January 13, 2002 11:00 pm

Proving that common sense solutions dont always hinge on dollars and cents, the La Grande Middle School is starting a mentoring program for boys. Adult male volunteers will help boys with their school work, not just the three Rs but with such things as metal and wood shop projects. The mentors and students will join forces in recreation, too, with such activities as group bowling nights. After all, all work and no play makes a boy and his mentor dull.

There are many ways to work for the betterment of the community. Becoming a positive role model is one of them. The task is important. When the program works as it is intended, boys will gain confidence, a key element for their success. Whats more, the mentors are there to encourage and applaud each little and big success. Many times this encouragement or acknowledgement of success someone noting, Hey, youve got a lot of potential ... in writing, political science, engineering, whatever can launch a young person toward achieving their potential.

Sure, Men Encouraging Natural Transitions of Readiness (MENTOR), the name of the new program at the middle school, is a mouthful. But dont let the big name stop you. At its roots, the program is more than feel-good chatter. The male volunteers will give families a boost in raising better men of the future.

Fifteen mentors are needed now, at this critical juncture in the boys lives. To apply for this opportunity to build community, call 663-3420 and request an application packet. A man can make a positive difference in the life of a boy.

Apology unnecessary

Portland State University students, concerned that the reputation of their school has been soiled, have asked U.S. Sen. Gordon Smith to apologize for a remark he made to The Oregonian. He shouldnt feel obligated.

Smith explained that he had been asked by the Portland newspaper if he had seen information alleging a connection between people who might have attended PSU and supporters of terrorist activities. The Portland State students said Smiths comment suggested the senator was saying that terrorists had raised money at their school.

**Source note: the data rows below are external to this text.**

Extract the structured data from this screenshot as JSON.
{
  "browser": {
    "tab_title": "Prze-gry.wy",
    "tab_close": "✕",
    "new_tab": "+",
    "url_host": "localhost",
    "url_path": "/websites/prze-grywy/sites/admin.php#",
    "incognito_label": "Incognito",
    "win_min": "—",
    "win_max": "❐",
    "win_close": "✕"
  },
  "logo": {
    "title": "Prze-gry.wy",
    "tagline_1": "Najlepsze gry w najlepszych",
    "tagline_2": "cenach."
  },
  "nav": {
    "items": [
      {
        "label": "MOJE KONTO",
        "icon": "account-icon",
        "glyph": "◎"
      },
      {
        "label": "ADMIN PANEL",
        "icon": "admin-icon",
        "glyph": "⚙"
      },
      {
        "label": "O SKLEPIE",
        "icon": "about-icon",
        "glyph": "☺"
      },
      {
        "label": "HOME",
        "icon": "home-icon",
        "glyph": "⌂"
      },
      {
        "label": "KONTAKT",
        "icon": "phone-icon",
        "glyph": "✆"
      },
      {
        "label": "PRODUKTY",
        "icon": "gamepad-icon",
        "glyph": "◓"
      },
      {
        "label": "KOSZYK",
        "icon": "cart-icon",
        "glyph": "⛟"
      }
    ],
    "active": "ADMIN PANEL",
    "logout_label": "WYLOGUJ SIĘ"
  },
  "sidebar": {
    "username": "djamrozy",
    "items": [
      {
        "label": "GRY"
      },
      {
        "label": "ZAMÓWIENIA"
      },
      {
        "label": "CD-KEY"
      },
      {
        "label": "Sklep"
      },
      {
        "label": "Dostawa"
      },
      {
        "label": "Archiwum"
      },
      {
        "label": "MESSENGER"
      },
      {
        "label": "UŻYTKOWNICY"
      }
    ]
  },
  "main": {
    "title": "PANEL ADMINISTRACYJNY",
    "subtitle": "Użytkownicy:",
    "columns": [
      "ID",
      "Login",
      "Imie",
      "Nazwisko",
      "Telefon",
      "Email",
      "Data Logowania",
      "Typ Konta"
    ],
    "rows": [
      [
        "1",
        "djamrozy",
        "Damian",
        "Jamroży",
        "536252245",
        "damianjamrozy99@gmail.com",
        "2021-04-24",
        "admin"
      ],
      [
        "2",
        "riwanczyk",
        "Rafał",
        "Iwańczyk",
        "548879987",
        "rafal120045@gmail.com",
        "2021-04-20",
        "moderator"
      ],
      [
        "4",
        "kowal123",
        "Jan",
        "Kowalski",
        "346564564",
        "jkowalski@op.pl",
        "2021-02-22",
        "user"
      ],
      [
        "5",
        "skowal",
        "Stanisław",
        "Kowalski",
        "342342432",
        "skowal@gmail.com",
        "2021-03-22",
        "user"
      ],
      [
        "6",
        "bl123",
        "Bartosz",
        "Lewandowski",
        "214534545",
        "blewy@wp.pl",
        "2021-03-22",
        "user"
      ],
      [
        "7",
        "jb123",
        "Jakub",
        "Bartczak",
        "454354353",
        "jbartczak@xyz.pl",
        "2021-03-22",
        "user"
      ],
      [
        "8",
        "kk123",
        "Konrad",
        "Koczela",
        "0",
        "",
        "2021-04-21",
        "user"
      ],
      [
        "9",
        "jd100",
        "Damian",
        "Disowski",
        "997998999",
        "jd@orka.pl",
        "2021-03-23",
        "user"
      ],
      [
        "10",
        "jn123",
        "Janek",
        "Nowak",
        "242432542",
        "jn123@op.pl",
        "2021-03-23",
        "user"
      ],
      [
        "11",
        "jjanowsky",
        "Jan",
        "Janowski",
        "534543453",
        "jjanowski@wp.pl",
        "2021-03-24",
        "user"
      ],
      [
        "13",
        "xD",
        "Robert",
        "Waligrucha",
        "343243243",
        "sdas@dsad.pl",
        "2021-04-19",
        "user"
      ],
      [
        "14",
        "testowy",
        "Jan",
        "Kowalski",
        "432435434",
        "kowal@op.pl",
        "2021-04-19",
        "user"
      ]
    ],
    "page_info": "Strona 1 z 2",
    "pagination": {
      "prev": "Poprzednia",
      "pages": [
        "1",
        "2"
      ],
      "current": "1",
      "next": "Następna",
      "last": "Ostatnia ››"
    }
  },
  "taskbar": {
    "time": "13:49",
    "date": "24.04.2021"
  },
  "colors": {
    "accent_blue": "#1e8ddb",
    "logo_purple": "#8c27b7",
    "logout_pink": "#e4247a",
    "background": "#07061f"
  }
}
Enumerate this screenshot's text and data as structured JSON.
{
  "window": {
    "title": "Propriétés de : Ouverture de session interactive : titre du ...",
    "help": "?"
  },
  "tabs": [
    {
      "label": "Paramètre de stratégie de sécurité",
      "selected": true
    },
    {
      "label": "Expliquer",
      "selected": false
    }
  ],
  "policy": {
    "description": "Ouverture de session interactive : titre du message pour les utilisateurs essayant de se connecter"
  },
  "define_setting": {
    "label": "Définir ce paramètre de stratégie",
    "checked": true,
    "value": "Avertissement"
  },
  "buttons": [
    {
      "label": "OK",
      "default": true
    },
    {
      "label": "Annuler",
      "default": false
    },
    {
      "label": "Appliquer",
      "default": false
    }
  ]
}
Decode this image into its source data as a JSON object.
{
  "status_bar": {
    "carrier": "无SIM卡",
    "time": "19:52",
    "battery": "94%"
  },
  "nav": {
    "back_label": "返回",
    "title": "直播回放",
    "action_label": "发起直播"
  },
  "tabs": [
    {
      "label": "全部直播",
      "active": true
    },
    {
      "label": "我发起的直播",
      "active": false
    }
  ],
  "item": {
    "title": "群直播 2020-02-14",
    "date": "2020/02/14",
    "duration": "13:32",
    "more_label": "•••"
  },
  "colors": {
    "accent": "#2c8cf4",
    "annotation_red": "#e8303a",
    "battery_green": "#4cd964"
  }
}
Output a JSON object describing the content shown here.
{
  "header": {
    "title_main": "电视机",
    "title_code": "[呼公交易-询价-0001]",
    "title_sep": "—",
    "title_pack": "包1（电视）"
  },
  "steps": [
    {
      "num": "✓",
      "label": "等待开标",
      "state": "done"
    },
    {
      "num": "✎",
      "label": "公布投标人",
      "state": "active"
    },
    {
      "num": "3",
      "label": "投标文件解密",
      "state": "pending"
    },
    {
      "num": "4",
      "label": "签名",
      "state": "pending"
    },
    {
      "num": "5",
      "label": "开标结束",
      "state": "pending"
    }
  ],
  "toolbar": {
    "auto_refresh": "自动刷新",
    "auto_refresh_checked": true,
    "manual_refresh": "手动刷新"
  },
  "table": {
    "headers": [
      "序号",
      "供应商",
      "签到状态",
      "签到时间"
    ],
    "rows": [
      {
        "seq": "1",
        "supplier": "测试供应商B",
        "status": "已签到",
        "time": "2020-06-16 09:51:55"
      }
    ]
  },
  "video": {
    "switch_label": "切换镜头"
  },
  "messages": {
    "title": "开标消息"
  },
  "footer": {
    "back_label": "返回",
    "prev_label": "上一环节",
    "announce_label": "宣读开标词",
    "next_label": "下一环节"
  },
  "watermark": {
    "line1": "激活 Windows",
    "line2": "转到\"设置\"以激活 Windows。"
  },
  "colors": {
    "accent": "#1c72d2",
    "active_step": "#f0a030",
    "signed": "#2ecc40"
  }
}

By this answer, I did not suggest that Portland State University had any knowledge of or any complicity in any alleged wrongdoing. I know that is not the case and everybody else should know it as well, Smith said in a letter to PSU President Dan Bernstine.

Smith should apologize, and set the record straight, if it turns out the statement he made to The Oregonian was wrong. Short of that, Smiths clarification to Bernstine is all thats needed. No apology is necessary.